▶ [WHAT TO PRODUCE] With the pictures removed, write out the data below exactly.

▶ [DATA TO EXAMINE]
____
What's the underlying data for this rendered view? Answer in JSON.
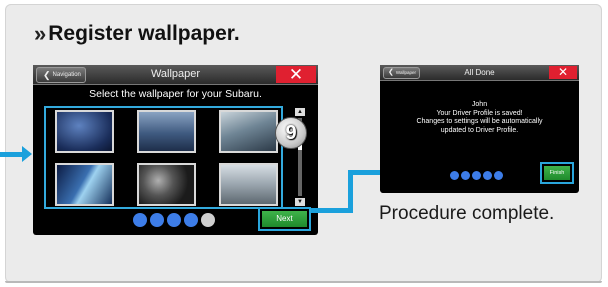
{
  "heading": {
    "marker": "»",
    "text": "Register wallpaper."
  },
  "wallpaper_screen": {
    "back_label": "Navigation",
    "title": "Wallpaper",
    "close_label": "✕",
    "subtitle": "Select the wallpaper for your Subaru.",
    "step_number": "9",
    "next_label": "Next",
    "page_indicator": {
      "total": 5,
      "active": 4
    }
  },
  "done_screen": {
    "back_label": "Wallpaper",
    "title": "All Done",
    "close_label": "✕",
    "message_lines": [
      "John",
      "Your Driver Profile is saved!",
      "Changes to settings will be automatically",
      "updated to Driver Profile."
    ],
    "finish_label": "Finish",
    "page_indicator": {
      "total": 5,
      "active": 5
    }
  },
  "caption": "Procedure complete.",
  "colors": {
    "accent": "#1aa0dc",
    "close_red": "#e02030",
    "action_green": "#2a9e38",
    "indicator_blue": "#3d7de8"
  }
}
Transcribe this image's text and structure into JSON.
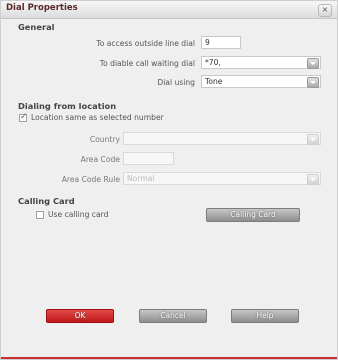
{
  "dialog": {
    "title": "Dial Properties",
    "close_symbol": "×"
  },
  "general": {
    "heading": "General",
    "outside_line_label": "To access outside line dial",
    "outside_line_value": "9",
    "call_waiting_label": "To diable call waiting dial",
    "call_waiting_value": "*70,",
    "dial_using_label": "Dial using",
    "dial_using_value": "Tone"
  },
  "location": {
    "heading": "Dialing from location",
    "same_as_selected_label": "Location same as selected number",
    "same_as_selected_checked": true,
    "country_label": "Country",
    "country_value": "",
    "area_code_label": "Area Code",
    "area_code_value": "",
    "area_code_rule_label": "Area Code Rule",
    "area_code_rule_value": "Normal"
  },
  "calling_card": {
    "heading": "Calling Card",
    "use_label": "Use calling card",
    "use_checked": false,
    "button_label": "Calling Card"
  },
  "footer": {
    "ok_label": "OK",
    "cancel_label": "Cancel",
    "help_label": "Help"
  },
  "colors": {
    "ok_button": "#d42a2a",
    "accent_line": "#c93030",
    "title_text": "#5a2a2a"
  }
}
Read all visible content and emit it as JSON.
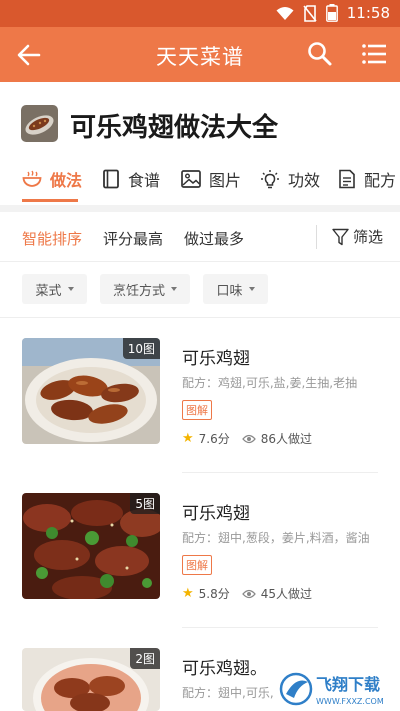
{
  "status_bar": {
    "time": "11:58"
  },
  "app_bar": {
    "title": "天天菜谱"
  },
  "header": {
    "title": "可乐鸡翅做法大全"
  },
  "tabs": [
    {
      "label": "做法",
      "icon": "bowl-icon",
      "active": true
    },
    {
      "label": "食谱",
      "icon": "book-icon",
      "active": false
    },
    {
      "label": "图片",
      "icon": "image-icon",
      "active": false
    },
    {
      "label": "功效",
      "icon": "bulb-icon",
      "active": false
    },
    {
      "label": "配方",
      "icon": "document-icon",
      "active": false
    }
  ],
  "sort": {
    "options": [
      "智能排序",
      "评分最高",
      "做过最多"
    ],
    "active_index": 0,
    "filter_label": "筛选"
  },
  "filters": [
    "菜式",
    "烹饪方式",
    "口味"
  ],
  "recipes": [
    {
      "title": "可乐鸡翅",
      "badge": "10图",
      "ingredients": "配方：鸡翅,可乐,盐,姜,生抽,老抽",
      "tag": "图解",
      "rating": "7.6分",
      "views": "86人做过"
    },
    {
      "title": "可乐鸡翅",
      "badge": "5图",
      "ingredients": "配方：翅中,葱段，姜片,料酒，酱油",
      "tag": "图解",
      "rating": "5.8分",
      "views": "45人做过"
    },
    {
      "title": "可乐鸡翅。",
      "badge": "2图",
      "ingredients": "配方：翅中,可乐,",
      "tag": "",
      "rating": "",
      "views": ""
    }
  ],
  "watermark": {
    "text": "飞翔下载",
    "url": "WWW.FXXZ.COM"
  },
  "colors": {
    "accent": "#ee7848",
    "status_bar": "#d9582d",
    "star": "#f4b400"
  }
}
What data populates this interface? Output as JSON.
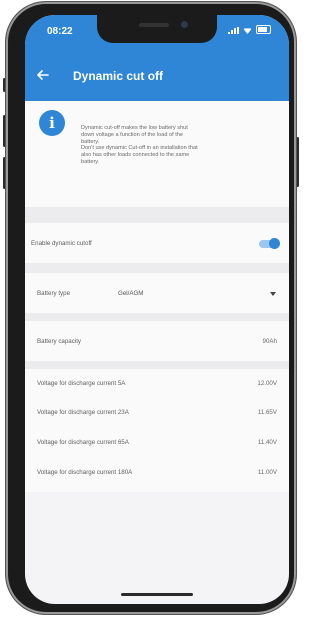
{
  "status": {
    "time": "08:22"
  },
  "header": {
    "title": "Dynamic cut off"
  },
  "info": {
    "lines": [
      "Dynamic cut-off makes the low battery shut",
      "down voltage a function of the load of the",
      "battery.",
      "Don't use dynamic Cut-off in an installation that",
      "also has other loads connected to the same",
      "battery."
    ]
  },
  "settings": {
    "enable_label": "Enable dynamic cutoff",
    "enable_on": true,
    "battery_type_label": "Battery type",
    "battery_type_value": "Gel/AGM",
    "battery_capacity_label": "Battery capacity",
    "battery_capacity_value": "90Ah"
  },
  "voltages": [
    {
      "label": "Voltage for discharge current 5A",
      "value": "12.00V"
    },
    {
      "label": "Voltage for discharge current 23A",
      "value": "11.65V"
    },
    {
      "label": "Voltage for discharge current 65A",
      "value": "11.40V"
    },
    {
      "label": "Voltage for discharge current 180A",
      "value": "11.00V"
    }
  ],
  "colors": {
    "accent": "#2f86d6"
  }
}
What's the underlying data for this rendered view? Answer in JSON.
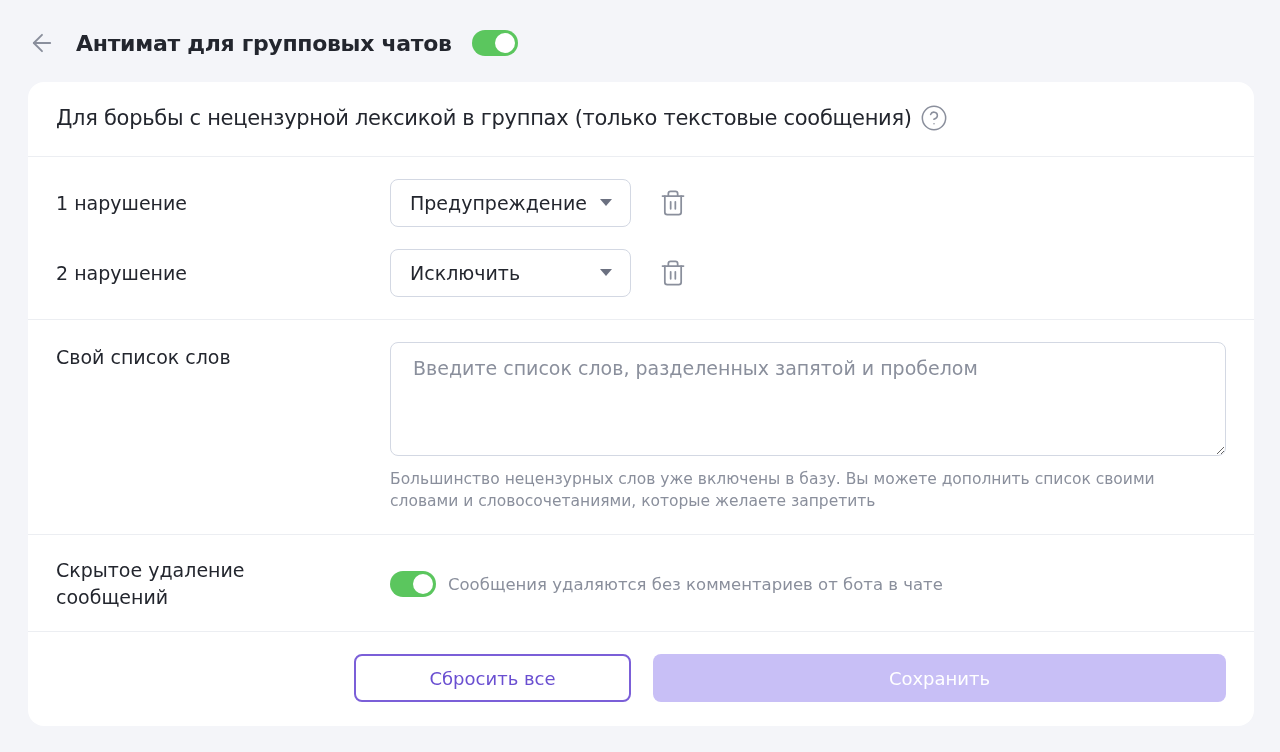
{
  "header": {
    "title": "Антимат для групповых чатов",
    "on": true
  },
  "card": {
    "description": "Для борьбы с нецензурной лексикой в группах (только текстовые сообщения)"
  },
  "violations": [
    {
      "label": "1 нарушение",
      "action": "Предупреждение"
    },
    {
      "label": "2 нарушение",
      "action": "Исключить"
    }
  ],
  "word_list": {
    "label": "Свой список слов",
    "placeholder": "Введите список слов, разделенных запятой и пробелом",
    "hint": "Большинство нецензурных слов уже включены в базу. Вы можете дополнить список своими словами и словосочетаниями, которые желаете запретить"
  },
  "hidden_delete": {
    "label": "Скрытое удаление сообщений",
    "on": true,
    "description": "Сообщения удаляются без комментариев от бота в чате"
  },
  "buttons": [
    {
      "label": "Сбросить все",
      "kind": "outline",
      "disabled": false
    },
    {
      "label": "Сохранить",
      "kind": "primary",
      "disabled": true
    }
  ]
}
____
▶ [YOUR RESPONSE]
What's the underlying data for this rendered view? Answer in JSON.
{
  "heading": {
    "marker": "»",
    "text": "Register wallpaper."
  },
  "wallpaper_screen": {
    "back_label": "Navigation",
    "title": "Wallpaper",
    "close_label": "✕",
    "subtitle": "Select the wallpaper for your Subaru.",
    "step_number": "9",
    "next_label": "Next",
    "page_indicator": {
      "total": 5,
      "active": 4
    }
  },
  "done_screen": {
    "back_label": "Wallpaper",
    "title": "All Done",
    "close_label": "✕",
    "message_lines": [
      "John",
      "Your Driver Profile is saved!",
      "Changes to settings will be automatically",
      "updated to Driver Profile."
    ],
    "finish_label": "Finish",
    "page_indicator": {
      "total": 5,
      "active": 5
    }
  },
  "caption": "Procedure complete.",
  "colors": {
    "accent": "#1aa0dc",
    "close_red": "#e02030",
    "action_green": "#2a9e38",
    "indicator_blue": "#3d7de8"
  }
}
Transcribe this image's text and structure into JSON.
{
  "dialog": {
    "title": "Dial Properties",
    "close_symbol": "×"
  },
  "general": {
    "heading": "General",
    "outside_line_label": "To access outside line dial",
    "outside_line_value": "9",
    "call_waiting_label": "To diable call waiting dial",
    "call_waiting_value": "*70,",
    "dial_using_label": "Dial using",
    "dial_using_value": "Tone"
  },
  "location": {
    "heading": "Dialing from location",
    "same_as_selected_label": "Location same as selected number",
    "same_as_selected_checked": true,
    "country_label": "Country",
    "country_value": "",
    "area_code_label": "Area Code",
    "area_code_value": "",
    "area_code_rule_label": "Area Code Rule",
    "area_code_rule_value": "Normal"
  },
  "calling_card": {
    "heading": "Calling Card",
    "use_label": "Use calling card",
    "use_checked": false,
    "button_label": "Calling Card"
  },
  "footer": {
    "ok_label": "OK",
    "cancel_label": "Cancel",
    "help_label": "Help"
  },
  "colors": {
    "ok_button": "#d42a2a",
    "accent_line": "#c93030",
    "title_text": "#5a2a2a"
  }
}
Read all visible content and emit it as JSON.
{
  "status_bar": {
    "time": "11:58"
  },
  "app_bar": {
    "title": "天天菜谱"
  },
  "header": {
    "title": "可乐鸡翅做法大全"
  },
  "tabs": [
    {
      "label": "做法",
      "icon": "bowl-icon",
      "active": true
    },
    {
      "label": "食谱",
      "icon": "book-icon",
      "active": false
    },
    {
      "label": "图片",
      "icon": "image-icon",
      "active": false
    },
    {
      "label": "功效",
      "icon": "bulb-icon",
      "active": false
    },
    {
      "label": "配方",
      "icon": "document-icon",
      "active": false
    }
  ],
  "sort": {
    "options": [
      "智能排序",
      "评分最高",
      "做过最多"
    ],
    "active_index": 0,
    "filter_label": "筛选"
  },
  "filters": [
    "菜式",
    "烹饪方式",
    "口味"
  ],
  "recipes": [
    {
      "title": "可乐鸡翅",
      "badge": "10图",
      "ingredients": "配方：鸡翅,可乐,盐,姜,生抽,老抽",
      "tag": "图解",
      "rating": "7.6分",
      "views": "86人做过"
    },
    {
      "title": "可乐鸡翅",
      "badge": "5图",
      "ingredients": "配方：翅中,葱段，姜片,料酒，酱油",
      "tag": "图解",
      "rating": "5.8分",
      "views": "45人做过"
    },
    {
      "title": "可乐鸡翅。",
      "badge": "2图",
      "ingredients": "配方：翅中,可乐,",
      "tag": "",
      "rating": "",
      "views": ""
    }
  ],
  "watermark": {
    "text": "飞翔下载",
    "url": "WWW.FXXZ.COM"
  },
  "colors": {
    "accent": "#ee7848",
    "status_bar": "#d9582d",
    "star": "#f4b400"
  }
}
What data populates this interface? Output as JSON.
{
  "status": {
    "time": "08:22"
  },
  "header": {
    "title": "Dynamic cut off"
  },
  "info": {
    "lines": [
      "Dynamic cut-off makes the low battery shut",
      "down voltage a function of the load of the",
      "battery.",
      "Don't use dynamic Cut-off in an installation that",
      "also has other loads connected to the same",
      "battery."
    ]
  },
  "settings": {
    "enable_label": "Enable dynamic cutoff",
    "enable_on": true,
    "battery_type_label": "Battery type",
    "battery_type_value": "Gel/AGM",
    "battery_capacity_label": "Battery capacity",
    "battery_capacity_value": "90Ah"
  },
  "voltages": [
    {
      "label": "Voltage for discharge current 5A",
      "value": "12.00V"
    },
    {
      "label": "Voltage for discharge current 23A",
      "value": "11.65V"
    },
    {
      "label": "Voltage for discharge current 65A",
      "value": "11.40V"
    },
    {
      "label": "Voltage for discharge current 180A",
      "value": "11.00V"
    }
  ],
  "colors": {
    "accent": "#2f86d6"
  }
}
What's the underlying data for this rendered view? Answer in JSON.
{
  "header": {
    "title": "Антимат для групповых чатов",
    "on": true
  },
  "card": {
    "description": "Для борьбы с нецензурной лексикой в группах (только текстовые сообщения)"
  },
  "violations": [
    {
      "label": "1 нарушение",
      "action": "Предупреждение"
    },
    {
      "label": "2 нарушение",
      "action": "Исключить"
    }
  ],
  "word_list": {
    "label": "Свой список слов",
    "placeholder": "Введите список слов, разделенных запятой и пробелом",
    "hint": "Большинство нецензурных слов уже включены в базу. Вы можете дополнить список своими словами и словосочетаниями, которые желаете запретить"
  },
  "hidden_delete": {
    "label": "Скрытое удаление сообщений",
    "on": true,
    "description": "Сообщения удаляются без комментариев от бота в чате"
  },
  "buttons": [
    {
      "label": "Сбросить все",
      "kind": "outline",
      "disabled": false
    },
    {
      "label": "Сохранить",
      "kind": "primary",
      "disabled": true
    }
  ]
}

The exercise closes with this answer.